Sunday, August 09, 2009

Killing the news to save it

You know the feeling, you look at the mac (ok PC) and think, Nah! You read another blog and you think recycled. And the website seizes to hold the allure it once paraded when you could proudly proclaim to friends and family over fried chicken.

"Guys I have something to tell you. I have a website".

"You have a website" Damn! Cyber births to match the real thing.

Admittedly that was 1997.

I get that bluesy feeling every year, just about.. NOW! If I had the wherewithal, I'd check myself into the Praire - psychiatric solutions for the rich and famous.

So instead I have chewed a few pen tops.

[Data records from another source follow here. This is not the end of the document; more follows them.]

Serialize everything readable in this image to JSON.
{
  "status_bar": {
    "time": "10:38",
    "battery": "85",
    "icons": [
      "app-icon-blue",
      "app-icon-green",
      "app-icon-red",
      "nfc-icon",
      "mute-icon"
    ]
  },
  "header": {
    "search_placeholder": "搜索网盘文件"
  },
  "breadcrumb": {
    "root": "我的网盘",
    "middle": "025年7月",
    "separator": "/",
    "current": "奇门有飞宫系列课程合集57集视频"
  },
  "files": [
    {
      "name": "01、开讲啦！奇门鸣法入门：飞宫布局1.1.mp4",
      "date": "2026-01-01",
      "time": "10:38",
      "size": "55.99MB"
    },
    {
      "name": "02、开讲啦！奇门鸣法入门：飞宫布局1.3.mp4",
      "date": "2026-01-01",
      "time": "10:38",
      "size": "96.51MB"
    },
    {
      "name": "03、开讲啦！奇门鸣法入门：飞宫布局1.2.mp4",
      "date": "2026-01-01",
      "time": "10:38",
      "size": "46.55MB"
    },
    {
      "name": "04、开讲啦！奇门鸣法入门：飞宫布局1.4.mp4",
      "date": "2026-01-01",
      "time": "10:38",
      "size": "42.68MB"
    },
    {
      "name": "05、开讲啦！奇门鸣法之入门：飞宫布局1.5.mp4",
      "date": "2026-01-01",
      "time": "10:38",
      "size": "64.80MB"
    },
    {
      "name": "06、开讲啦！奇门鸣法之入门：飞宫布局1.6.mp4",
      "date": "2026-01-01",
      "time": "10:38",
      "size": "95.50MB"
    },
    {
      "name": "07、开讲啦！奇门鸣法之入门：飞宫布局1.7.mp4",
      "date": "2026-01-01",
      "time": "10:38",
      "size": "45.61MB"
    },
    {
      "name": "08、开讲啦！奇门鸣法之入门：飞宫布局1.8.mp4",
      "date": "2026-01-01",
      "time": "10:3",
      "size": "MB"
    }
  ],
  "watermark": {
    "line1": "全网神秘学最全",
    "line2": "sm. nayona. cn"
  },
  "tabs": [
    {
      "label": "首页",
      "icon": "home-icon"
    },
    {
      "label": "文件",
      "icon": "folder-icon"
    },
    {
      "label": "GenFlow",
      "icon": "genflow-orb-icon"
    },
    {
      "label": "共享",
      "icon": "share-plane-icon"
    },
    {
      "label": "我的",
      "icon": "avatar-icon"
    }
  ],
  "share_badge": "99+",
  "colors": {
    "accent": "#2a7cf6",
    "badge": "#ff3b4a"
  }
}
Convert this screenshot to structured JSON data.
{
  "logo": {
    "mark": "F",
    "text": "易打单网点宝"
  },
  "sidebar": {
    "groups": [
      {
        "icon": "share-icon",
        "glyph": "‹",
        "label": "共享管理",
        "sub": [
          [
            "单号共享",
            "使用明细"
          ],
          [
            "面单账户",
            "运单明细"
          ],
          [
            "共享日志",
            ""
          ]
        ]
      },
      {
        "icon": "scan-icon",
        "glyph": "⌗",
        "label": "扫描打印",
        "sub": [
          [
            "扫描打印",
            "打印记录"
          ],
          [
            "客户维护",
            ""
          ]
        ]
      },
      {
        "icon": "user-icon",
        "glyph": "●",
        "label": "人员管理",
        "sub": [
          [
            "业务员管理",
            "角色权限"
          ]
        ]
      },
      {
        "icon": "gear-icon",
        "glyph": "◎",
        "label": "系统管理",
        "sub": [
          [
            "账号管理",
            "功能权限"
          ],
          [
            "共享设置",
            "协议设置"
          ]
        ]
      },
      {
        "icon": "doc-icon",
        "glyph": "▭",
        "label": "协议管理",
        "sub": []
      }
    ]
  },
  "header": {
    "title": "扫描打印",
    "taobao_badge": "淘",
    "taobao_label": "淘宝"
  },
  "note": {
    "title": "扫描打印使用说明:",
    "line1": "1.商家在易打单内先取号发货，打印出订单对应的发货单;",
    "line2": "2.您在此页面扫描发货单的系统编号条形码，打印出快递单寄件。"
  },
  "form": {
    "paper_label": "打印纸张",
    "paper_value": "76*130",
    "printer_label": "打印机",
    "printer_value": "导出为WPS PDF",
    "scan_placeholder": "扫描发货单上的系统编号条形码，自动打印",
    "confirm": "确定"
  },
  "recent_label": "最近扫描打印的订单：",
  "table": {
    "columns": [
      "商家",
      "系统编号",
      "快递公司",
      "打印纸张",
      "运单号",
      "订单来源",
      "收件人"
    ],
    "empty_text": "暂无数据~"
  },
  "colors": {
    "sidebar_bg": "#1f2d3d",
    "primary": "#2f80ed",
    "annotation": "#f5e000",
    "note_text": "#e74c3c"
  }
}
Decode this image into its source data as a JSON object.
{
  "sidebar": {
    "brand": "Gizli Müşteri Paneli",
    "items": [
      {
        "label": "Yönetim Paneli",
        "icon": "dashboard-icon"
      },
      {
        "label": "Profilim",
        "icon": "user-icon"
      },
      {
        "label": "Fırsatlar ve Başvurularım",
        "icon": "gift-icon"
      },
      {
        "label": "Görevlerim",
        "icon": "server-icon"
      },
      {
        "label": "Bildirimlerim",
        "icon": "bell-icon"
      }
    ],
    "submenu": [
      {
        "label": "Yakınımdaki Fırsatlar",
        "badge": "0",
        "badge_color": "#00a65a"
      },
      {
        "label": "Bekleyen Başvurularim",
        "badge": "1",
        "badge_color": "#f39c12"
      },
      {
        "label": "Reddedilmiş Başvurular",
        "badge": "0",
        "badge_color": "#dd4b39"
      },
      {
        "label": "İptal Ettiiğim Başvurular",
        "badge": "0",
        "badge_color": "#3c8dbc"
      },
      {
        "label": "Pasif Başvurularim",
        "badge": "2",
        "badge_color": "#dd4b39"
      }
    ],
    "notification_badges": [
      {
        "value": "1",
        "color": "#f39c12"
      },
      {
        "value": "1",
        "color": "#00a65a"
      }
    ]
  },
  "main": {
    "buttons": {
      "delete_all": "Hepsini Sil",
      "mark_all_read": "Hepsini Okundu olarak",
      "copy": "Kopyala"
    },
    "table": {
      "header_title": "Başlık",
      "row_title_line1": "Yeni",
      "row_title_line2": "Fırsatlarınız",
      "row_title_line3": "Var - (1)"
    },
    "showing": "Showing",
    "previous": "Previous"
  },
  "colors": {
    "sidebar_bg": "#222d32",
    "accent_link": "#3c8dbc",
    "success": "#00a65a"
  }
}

Time magazine, my Saturday read that still comes in this external corpus form - more a thid than thud on the post mat gave me food to take my mind of such petty matters.

Killing the News to save it Ann Arbor is the first big town to lose its daily paper - now it's a laboratory for new media- page 35.

Whilst James Poniewozik comments What price journalism? News, ( damnit, my words) isn't free.

Much of today's current journalism debates are unavoidably tribal- the big conglomerates losing ad monies and feeling the whack of the net and its pesky users who want something free, so clever marketers are doing everything they've never done to win eyeballs and sell their ware, except paying market rates for space.

Et Voila! reports Time is a model everyone is hoping to dear journalism fairy godmother succeeds. A once local newspaper killed off replaced by the vision of media utopia - a website only.

If it cuts to the quick it's because the framing of the piece entails local democracy, local newspapers, and heavens knows that in the absence of a correctional body, those municipal councils that run our affairs, would, well, rundown our affairs.

The problem is just as acute in the shires of the UK, where grey suits will (when?) slice away the BBC's money to get local media back on the ground.

The somebody will have to pay by Poniewozik posits the brief passing of the nuclear question. Is it possible nothing will save journalism?

Which raises an obvious question what are students being taught at Uni regarding journalism. Tom Kennedy, ex head of video at Washington Post twitted about " stop turning over students into journalism factories".

There's no consensus, debates yes! about what's to be done. In 2005 Prof Leonard Witts was one of the first to read the tea leaves in the post Youtube era staging a conference in San Antonio asking can you trust the media?

I guess we do, except these are the worst of times and best of times to (aw shucks!)

It's for this very reason that I was staying away from the Mac, now I have gone all commentary again..... ( David abandoned this post to art direct his workstation for a photoshoot this week, showing his IMVJ approach)